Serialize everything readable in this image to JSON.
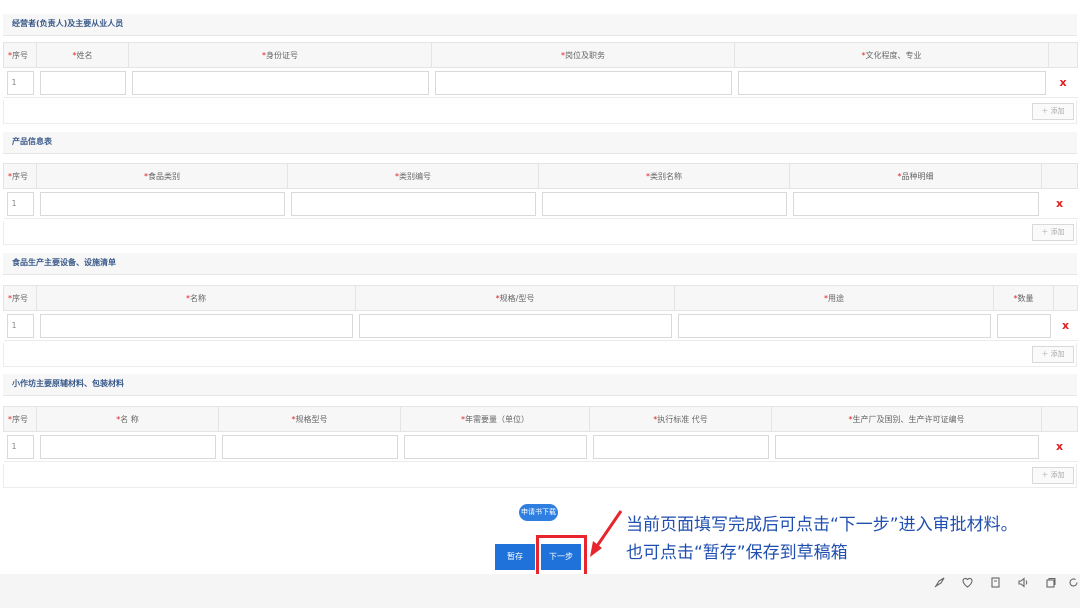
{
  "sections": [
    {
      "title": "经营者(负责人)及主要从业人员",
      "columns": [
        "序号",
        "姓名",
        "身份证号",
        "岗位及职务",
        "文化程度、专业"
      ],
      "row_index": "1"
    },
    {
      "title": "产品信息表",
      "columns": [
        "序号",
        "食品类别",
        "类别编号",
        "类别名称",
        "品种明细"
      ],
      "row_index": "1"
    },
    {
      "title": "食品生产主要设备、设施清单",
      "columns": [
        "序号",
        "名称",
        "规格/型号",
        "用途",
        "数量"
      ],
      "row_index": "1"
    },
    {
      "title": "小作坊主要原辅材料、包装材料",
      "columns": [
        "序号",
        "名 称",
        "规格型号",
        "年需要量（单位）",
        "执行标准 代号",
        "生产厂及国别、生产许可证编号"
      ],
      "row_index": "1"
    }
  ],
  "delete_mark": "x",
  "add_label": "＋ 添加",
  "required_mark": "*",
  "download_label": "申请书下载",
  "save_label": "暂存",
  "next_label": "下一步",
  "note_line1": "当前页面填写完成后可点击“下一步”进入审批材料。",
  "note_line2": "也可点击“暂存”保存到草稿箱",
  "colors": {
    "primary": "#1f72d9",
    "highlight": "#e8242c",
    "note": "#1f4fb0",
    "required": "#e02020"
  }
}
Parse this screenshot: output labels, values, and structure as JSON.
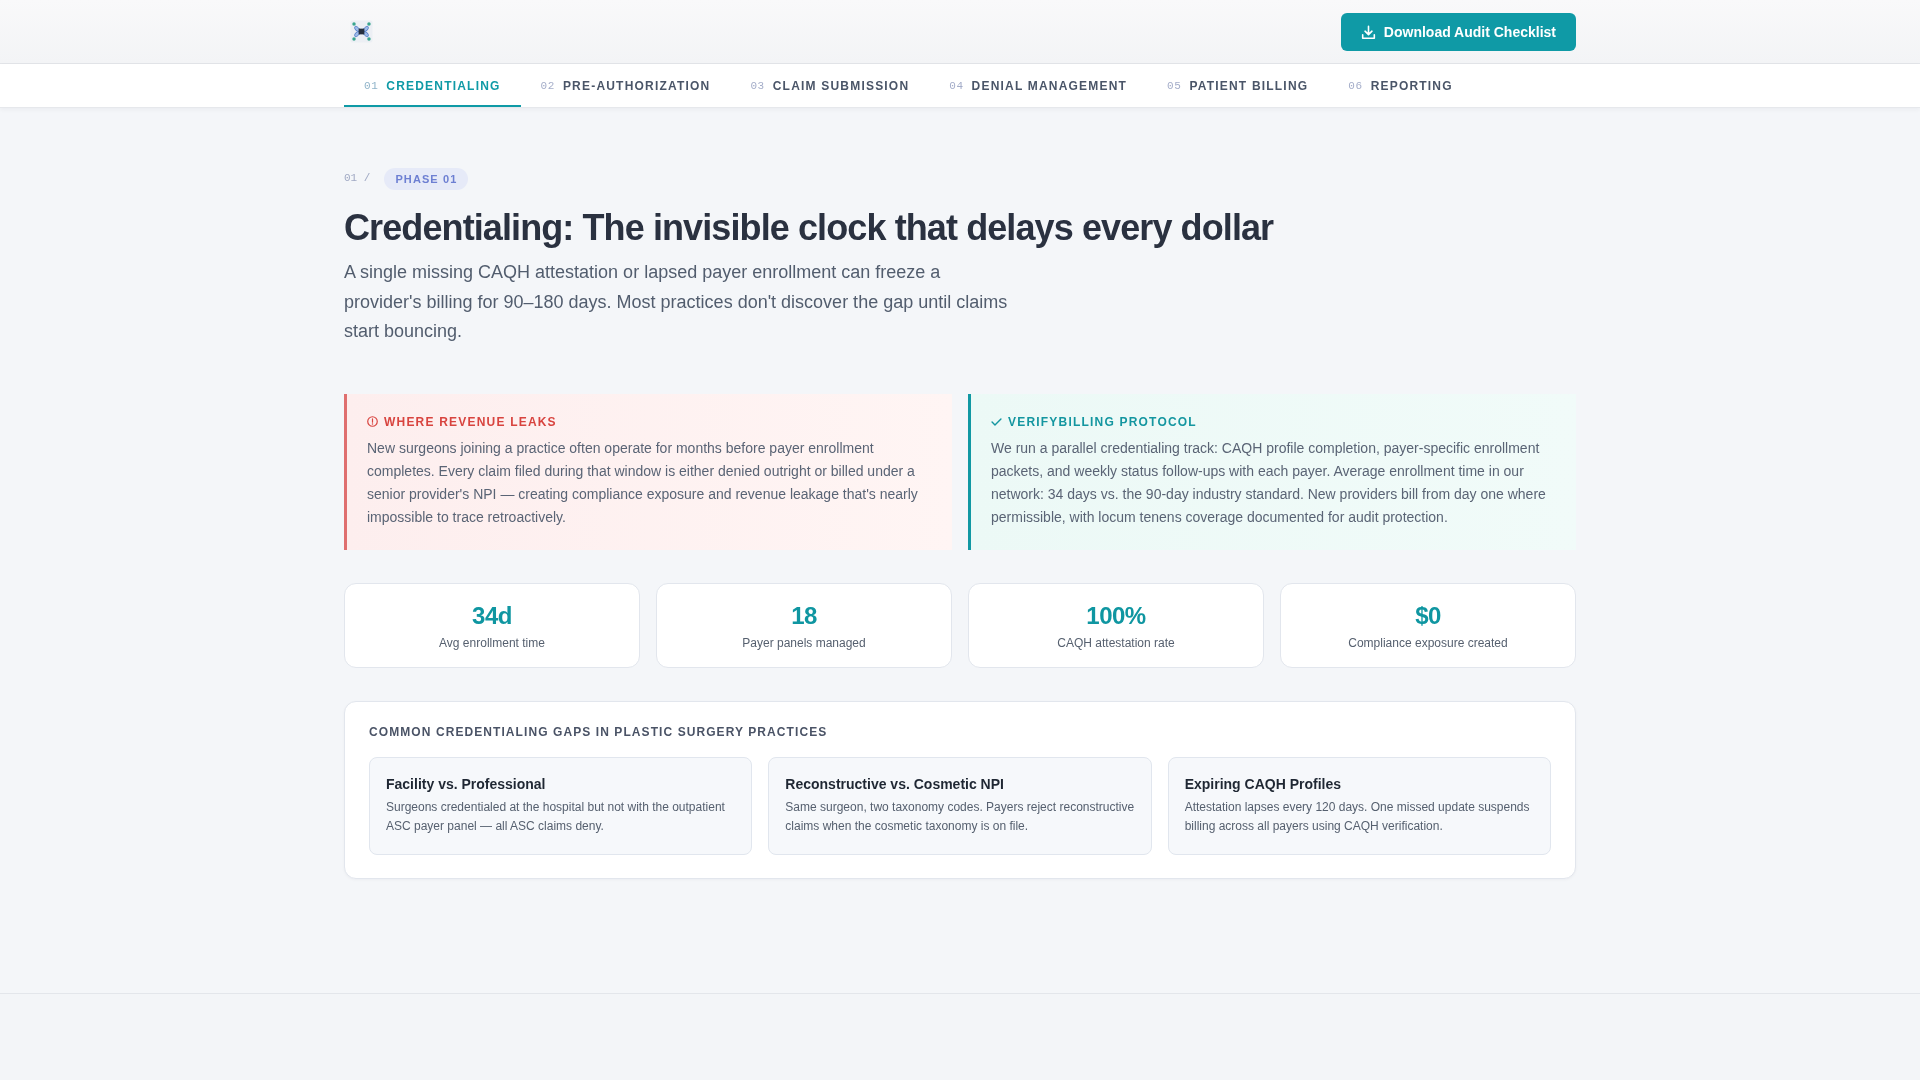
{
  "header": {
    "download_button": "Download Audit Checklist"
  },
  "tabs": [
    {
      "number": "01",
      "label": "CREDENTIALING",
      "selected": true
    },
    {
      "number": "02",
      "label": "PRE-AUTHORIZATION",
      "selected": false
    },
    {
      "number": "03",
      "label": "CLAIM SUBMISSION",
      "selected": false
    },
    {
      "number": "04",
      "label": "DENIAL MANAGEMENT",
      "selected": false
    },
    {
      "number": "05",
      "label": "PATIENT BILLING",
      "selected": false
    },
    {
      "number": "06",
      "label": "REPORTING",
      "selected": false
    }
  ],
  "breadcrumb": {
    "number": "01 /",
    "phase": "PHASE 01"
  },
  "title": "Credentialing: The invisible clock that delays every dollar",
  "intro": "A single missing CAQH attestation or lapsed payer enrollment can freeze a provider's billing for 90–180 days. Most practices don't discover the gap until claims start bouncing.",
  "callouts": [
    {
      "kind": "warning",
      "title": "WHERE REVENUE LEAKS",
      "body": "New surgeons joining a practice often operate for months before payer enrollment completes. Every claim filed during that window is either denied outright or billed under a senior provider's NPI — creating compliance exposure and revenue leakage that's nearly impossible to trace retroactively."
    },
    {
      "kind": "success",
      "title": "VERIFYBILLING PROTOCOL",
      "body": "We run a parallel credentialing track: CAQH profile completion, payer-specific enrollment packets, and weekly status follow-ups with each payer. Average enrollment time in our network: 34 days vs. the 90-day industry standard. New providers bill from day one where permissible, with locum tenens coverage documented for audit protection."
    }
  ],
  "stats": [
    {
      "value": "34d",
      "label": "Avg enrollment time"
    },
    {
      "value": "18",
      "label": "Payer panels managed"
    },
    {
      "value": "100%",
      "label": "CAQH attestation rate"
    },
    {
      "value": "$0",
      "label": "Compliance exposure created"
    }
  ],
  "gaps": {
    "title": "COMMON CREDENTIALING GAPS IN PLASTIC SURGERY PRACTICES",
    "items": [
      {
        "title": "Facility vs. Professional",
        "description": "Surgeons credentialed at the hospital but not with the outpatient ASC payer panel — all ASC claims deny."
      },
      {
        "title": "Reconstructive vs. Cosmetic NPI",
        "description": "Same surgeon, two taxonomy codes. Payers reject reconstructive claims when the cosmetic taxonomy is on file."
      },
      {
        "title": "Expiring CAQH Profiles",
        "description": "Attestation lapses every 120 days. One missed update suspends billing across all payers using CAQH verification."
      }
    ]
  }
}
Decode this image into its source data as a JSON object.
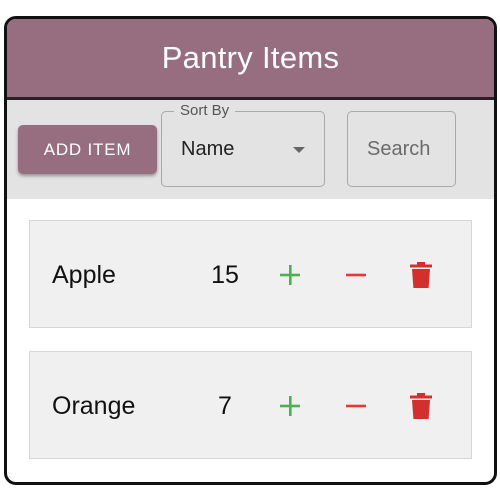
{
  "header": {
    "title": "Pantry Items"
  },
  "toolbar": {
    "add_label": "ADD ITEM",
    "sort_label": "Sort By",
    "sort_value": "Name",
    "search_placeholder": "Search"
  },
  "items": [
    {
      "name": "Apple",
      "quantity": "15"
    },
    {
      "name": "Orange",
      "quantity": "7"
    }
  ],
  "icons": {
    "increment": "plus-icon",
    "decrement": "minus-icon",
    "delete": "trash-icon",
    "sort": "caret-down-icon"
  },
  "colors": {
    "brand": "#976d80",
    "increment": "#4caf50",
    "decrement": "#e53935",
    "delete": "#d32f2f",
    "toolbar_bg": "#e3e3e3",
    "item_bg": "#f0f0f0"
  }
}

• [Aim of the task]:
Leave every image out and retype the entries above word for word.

• [Solution to this exercise]:
Serialize everything readable in this image to JSON.
{
  "sections": [
    {
      "title": "经营者(负责人)及主要从业人员",
      "columns": [
        "序号",
        "姓名",
        "身份证号",
        "岗位及职务",
        "文化程度、专业"
      ],
      "row_index": "1"
    },
    {
      "title": "产品信息表",
      "columns": [
        "序号",
        "食品类别",
        "类别编号",
        "类别名称",
        "品种明细"
      ],
      "row_index": "1"
    },
    {
      "title": "食品生产主要设备、设施清单",
      "columns": [
        "序号",
        "名称",
        "规格/型号",
        "用途",
        "数量"
      ],
      "row_index": "1"
    },
    {
      "title": "小作坊主要原辅材料、包装材料",
      "columns": [
        "序号",
        "名 称",
        "规格型号",
        "年需要量（单位）",
        "执行标准 代号",
        "生产厂及国别、生产许可证编号"
      ],
      "row_index": "1"
    }
  ],
  "delete_mark": "x",
  "add_label": "＋ 添加",
  "required_mark": "*",
  "download_label": "申请书下载",
  "save_label": "暂存",
  "next_label": "下一步",
  "note_line1": "当前页面填写完成后可点击“下一步”进入审批材料。",
  "note_line2": "也可点击“暂存”保存到草稿箱",
  "colors": {
    "primary": "#1f72d9",
    "highlight": "#e8242c",
    "note": "#1f4fb0",
    "required": "#e02020"
  }
}
Parse this screenshot: output labels, values, and structure as JSON.
{
  "header": {
    "download_button": "Download Audit Checklist"
  },
  "tabs": [
    {
      "number": "01",
      "label": "CREDENTIALING",
      "selected": true
    },
    {
      "number": "02",
      "label": "PRE-AUTHORIZATION",
      "selected": false
    },
    {
      "number": "03",
      "label": "CLAIM SUBMISSION",
      "selected": false
    },
    {
      "number": "04",
      "label": "DENIAL MANAGEMENT",
      "selected": false
    },
    {
      "number": "05",
      "label": "PATIENT BILLING",
      "selected": false
    },
    {
      "number": "06",
      "label": "REPORTING",
      "selected": false
    }
  ],
  "breadcrumb": {
    "number": "01 /",
    "phase": "PHASE 01"
  },
  "title": "Credentialing: The invisible clock that delays every dollar",
  "intro": "A single missing CAQH attestation or lapsed payer enrollment can freeze a provider's billing for 90–180 days. Most practices don't discover the gap until claims start bouncing.",
  "callouts": [
    {
      "kind": "warning",
      "title": "WHERE REVENUE LEAKS",
      "body": "New surgeons joining a practice often operate for months before payer enrollment completes. Every claim filed during that window is either denied outright or billed under a senior provider's NPI — creating compliance exposure and revenue leakage that's nearly impossible to trace retroactively."
    },
    {
      "kind": "success",
      "title": "VERIFYBILLING PROTOCOL",
      "body": "We run a parallel credentialing track: CAQH profile completion, payer-specific enrollment packets, and weekly status follow-ups with each payer. Average enrollment time in our network: 34 days vs. the 90-day industry standard. New providers bill from day one where permissible, with locum tenens coverage documented for audit protection."
    }
  ],
  "stats": [
    {
      "value": "34d",
      "label": "Avg enrollment time"
    },
    {
      "value": "18",
      "label": "Payer panels managed"
    },
    {
      "value": "100%",
      "label": "CAQH attestation rate"
    },
    {
      "value": "$0",
      "label": "Compliance exposure created"
    }
  ],
  "gaps": {
    "title": "COMMON CREDENTIALING GAPS IN PLASTIC SURGERY PRACTICES",
    "items": [
      {
        "title": "Facility vs. Professional",
        "description": "Surgeons credentialed at the hospital but not with the outpatient ASC payer panel — all ASC claims deny."
      },
      {
        "title": "Reconstructive vs. Cosmetic NPI",
        "description": "Same surgeon, two taxonomy codes. Payers reject reconstructive claims when the cosmetic taxonomy is on file."
      },
      {
        "title": "Expiring CAQH Profiles",
        "description": "Attestation lapses every 120 days. One missed update suspends billing across all payers using CAQH verification."
      }
    ]
  }
}
Decode this image into its source data as a JSON object.
{
  "header": {
    "title": "Pantry Items"
  },
  "toolbar": {
    "add_label": "ADD ITEM",
    "sort_label": "Sort By",
    "sort_value": "Name",
    "search_placeholder": "Search"
  },
  "items": [
    {
      "name": "Apple",
      "quantity": "15"
    },
    {
      "name": "Orange",
      "quantity": "7"
    }
  ],
  "icons": {
    "increment": "plus-icon",
    "decrement": "minus-icon",
    "delete": "trash-icon",
    "sort": "caret-down-icon"
  },
  "colors": {
    "brand": "#976d80",
    "increment": "#4caf50",
    "decrement": "#e53935",
    "delete": "#d32f2f",
    "toolbar_bg": "#e3e3e3",
    "item_bg": "#f0f0f0"
  }
}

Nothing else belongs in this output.